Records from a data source

☆ ☆ ☆

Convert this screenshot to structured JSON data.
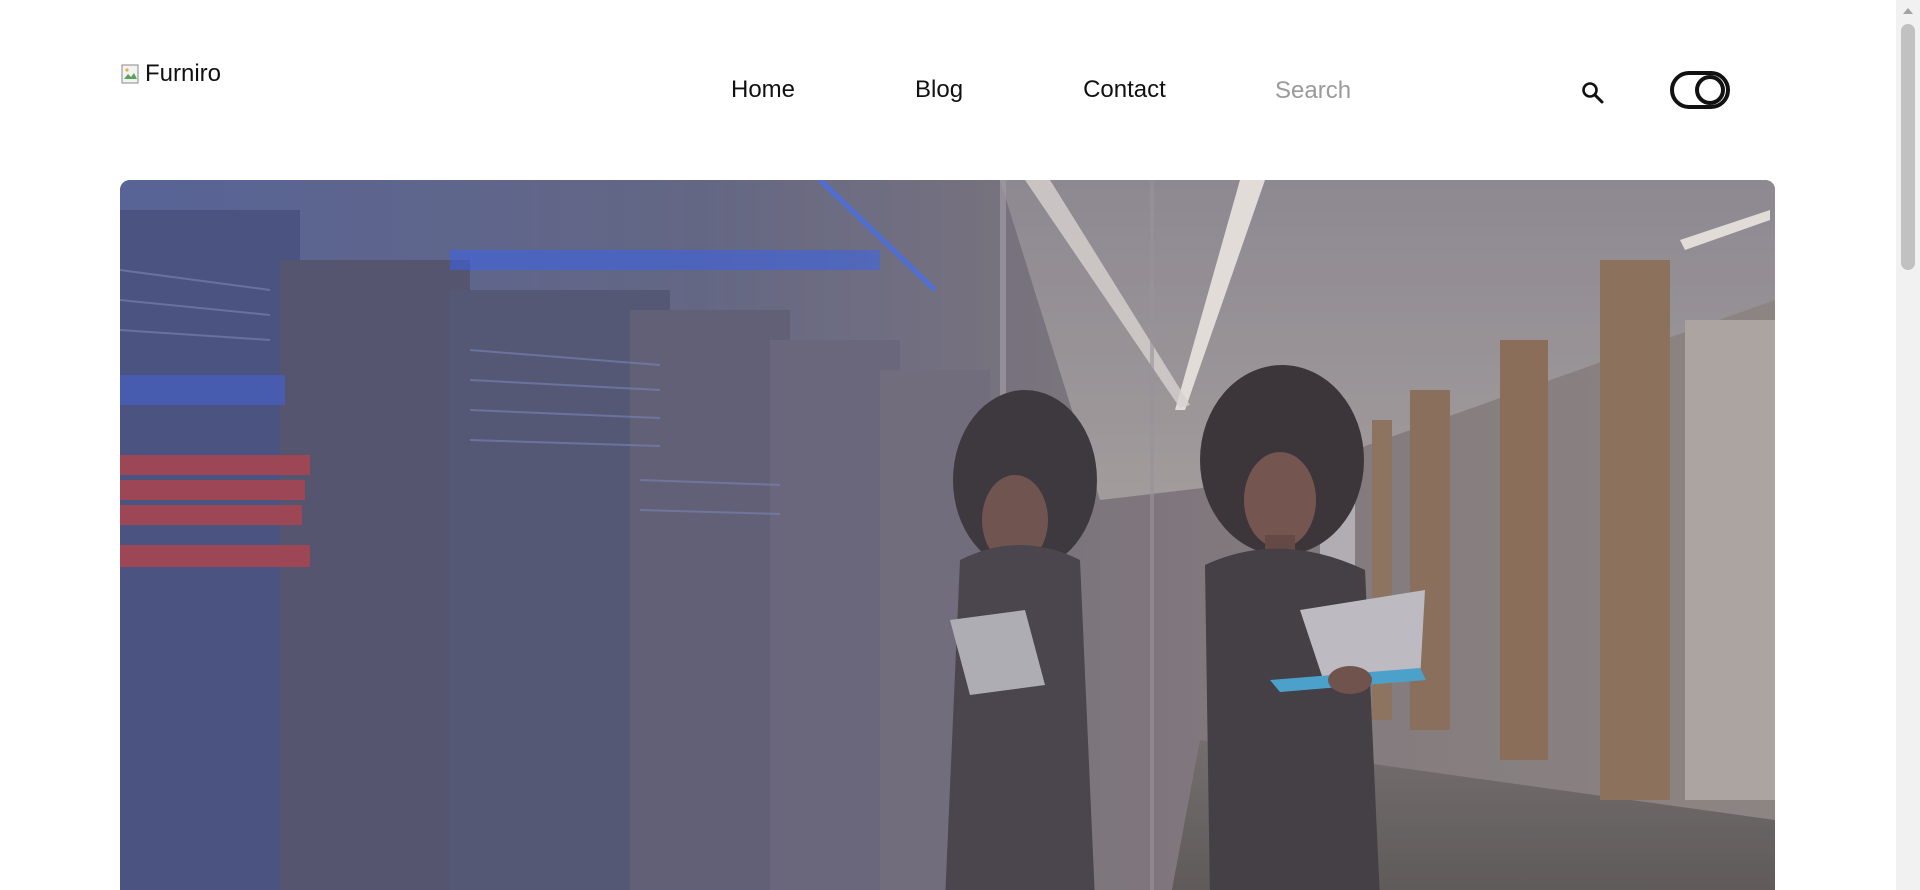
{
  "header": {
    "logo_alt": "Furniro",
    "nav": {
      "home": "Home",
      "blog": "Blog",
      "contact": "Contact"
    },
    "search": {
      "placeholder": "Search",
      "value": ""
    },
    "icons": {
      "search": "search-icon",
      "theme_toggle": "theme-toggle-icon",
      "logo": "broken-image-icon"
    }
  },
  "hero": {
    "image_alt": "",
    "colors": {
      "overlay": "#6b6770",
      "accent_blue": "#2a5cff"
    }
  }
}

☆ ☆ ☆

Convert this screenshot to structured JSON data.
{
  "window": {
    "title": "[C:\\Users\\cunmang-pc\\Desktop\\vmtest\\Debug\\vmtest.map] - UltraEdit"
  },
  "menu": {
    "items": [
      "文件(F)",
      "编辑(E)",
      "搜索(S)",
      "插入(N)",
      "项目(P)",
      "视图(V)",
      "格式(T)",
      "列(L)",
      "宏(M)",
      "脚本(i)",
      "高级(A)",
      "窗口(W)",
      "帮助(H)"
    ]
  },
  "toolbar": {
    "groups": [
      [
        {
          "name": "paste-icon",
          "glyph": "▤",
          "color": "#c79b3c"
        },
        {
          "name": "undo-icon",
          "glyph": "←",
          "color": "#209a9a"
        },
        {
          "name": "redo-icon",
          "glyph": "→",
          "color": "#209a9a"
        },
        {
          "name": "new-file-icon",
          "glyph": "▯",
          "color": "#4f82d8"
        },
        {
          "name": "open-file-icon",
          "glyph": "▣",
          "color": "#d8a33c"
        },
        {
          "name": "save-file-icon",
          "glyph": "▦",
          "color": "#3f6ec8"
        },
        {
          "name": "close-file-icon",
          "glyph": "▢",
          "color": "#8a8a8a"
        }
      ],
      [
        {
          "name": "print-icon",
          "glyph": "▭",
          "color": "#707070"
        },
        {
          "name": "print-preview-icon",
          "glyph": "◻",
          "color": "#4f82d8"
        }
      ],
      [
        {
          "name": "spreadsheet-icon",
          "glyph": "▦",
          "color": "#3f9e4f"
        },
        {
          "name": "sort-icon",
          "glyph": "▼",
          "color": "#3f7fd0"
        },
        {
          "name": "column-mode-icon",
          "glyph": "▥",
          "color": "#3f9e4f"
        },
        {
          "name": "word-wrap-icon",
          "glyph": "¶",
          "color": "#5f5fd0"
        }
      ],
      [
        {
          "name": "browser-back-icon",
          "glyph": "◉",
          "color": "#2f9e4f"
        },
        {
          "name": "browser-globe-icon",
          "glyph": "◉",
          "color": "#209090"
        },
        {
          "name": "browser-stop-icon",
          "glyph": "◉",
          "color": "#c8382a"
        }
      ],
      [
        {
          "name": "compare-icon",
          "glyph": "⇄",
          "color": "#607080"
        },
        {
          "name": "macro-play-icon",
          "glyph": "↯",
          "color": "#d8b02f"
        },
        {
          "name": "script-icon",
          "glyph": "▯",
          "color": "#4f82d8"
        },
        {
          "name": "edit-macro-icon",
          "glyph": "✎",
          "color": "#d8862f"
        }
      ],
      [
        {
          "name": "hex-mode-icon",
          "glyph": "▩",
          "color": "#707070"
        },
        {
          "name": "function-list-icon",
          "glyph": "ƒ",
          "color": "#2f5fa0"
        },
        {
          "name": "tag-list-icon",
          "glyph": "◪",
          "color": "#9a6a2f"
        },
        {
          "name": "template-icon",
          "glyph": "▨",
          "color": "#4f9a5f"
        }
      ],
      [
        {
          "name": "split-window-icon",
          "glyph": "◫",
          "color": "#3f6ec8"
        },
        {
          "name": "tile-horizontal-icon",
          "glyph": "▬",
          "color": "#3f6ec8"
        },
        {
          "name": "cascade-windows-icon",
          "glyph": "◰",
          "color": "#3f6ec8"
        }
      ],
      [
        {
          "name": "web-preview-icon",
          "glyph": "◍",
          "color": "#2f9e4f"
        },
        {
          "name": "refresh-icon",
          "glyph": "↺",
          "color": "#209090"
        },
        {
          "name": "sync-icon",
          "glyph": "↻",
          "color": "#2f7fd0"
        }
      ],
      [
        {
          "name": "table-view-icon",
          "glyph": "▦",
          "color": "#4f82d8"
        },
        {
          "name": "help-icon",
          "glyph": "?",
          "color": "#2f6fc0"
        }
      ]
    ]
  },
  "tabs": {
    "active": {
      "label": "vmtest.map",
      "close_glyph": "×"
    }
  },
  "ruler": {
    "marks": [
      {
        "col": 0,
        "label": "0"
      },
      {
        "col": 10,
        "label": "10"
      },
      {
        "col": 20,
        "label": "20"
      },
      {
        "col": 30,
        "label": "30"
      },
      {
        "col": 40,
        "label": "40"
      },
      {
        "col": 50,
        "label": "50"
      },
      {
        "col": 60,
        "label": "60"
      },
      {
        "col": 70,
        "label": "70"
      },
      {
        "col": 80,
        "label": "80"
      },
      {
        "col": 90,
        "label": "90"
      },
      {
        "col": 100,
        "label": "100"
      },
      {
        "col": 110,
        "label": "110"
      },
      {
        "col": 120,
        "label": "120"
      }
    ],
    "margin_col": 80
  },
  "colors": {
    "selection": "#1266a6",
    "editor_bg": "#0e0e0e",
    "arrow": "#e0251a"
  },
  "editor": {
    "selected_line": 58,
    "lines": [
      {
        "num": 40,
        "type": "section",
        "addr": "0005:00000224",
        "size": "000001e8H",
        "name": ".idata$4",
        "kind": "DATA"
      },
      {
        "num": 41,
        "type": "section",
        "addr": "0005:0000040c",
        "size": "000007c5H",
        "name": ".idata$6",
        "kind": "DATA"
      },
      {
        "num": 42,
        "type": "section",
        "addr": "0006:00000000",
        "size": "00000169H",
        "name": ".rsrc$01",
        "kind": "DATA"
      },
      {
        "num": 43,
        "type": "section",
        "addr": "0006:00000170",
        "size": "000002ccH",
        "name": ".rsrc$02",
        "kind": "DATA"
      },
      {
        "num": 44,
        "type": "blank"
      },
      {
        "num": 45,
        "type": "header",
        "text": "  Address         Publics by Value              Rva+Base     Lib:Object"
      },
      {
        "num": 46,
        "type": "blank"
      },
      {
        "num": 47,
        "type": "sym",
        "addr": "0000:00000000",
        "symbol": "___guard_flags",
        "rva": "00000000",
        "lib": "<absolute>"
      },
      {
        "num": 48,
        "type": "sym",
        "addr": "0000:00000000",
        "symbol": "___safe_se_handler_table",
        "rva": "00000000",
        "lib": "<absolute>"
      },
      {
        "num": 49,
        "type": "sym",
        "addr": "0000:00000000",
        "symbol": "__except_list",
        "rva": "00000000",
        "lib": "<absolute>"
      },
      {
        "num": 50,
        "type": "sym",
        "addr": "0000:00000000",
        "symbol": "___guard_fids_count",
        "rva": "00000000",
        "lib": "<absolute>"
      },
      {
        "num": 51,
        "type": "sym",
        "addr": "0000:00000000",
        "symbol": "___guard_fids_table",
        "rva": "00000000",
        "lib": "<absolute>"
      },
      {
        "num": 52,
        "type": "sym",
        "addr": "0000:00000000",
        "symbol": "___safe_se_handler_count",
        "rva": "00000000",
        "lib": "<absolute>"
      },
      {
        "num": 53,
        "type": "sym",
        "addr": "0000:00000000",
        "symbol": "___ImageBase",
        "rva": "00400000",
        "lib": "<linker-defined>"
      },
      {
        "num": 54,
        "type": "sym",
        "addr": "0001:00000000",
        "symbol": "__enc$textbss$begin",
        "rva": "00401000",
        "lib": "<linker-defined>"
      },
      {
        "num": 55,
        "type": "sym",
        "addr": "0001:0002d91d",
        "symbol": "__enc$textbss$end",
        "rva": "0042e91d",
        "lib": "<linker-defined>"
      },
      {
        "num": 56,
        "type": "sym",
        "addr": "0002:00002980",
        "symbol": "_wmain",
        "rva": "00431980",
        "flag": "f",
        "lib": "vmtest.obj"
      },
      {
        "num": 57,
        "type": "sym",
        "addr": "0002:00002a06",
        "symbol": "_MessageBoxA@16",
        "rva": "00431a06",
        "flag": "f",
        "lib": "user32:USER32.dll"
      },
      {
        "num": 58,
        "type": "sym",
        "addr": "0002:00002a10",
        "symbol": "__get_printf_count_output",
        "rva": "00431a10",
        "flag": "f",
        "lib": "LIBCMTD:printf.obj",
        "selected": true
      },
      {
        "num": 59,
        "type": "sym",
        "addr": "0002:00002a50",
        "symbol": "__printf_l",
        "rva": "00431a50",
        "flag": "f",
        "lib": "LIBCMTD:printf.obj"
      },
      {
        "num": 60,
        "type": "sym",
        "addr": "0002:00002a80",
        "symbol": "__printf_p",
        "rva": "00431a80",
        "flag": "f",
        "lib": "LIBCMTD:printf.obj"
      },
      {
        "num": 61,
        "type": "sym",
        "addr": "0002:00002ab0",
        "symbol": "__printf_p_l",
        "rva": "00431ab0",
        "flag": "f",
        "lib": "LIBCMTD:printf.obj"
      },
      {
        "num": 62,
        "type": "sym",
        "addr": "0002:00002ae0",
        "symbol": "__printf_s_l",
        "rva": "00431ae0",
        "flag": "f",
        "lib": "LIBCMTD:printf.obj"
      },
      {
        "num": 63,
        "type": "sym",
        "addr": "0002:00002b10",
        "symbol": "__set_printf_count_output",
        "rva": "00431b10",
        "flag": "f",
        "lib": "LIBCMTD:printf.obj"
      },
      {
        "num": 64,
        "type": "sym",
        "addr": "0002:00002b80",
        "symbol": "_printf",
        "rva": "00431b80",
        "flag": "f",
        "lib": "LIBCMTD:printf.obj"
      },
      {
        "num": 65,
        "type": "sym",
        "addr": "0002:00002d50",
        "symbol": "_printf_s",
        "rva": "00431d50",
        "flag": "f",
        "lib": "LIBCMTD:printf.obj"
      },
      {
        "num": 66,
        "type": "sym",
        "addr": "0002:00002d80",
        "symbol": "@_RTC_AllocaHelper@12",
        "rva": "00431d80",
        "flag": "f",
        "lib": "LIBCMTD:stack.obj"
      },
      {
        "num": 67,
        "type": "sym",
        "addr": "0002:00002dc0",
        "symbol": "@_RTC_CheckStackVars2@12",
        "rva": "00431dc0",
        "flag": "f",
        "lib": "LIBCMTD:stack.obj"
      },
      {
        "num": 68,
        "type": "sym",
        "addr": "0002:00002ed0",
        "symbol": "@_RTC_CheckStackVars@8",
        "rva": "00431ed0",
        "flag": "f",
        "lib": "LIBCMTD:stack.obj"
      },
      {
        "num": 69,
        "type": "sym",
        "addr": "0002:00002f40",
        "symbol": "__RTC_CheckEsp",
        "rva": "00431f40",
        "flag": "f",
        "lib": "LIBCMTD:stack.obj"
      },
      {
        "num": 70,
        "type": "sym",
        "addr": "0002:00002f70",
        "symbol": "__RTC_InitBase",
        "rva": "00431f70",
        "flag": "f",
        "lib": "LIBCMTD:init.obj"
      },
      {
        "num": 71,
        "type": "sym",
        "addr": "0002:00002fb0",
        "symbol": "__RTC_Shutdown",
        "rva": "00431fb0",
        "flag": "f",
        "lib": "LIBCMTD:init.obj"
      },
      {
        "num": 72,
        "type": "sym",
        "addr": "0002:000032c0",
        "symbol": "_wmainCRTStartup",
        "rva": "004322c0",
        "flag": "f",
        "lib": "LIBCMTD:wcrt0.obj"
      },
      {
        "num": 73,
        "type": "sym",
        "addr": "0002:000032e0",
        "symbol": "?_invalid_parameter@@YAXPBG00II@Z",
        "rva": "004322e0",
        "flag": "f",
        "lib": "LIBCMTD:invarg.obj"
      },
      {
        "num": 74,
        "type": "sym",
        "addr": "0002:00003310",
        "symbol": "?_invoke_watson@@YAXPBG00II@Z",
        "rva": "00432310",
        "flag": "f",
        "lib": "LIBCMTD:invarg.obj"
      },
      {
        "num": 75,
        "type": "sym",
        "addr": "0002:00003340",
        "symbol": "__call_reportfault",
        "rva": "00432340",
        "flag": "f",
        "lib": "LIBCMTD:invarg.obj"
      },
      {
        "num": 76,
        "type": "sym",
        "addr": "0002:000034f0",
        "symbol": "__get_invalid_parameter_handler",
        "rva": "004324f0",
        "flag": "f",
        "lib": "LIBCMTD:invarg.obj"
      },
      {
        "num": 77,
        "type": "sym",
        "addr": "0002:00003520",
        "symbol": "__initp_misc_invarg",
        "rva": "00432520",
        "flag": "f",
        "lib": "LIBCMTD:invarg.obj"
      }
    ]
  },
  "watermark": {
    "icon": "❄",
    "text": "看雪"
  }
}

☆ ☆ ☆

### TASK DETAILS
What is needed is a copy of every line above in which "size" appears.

### ANSWER SECTION
        "size": "000001e8H",
        "size": "000007c5H",
        "size": "00000169H",
        "size": "000002ccH",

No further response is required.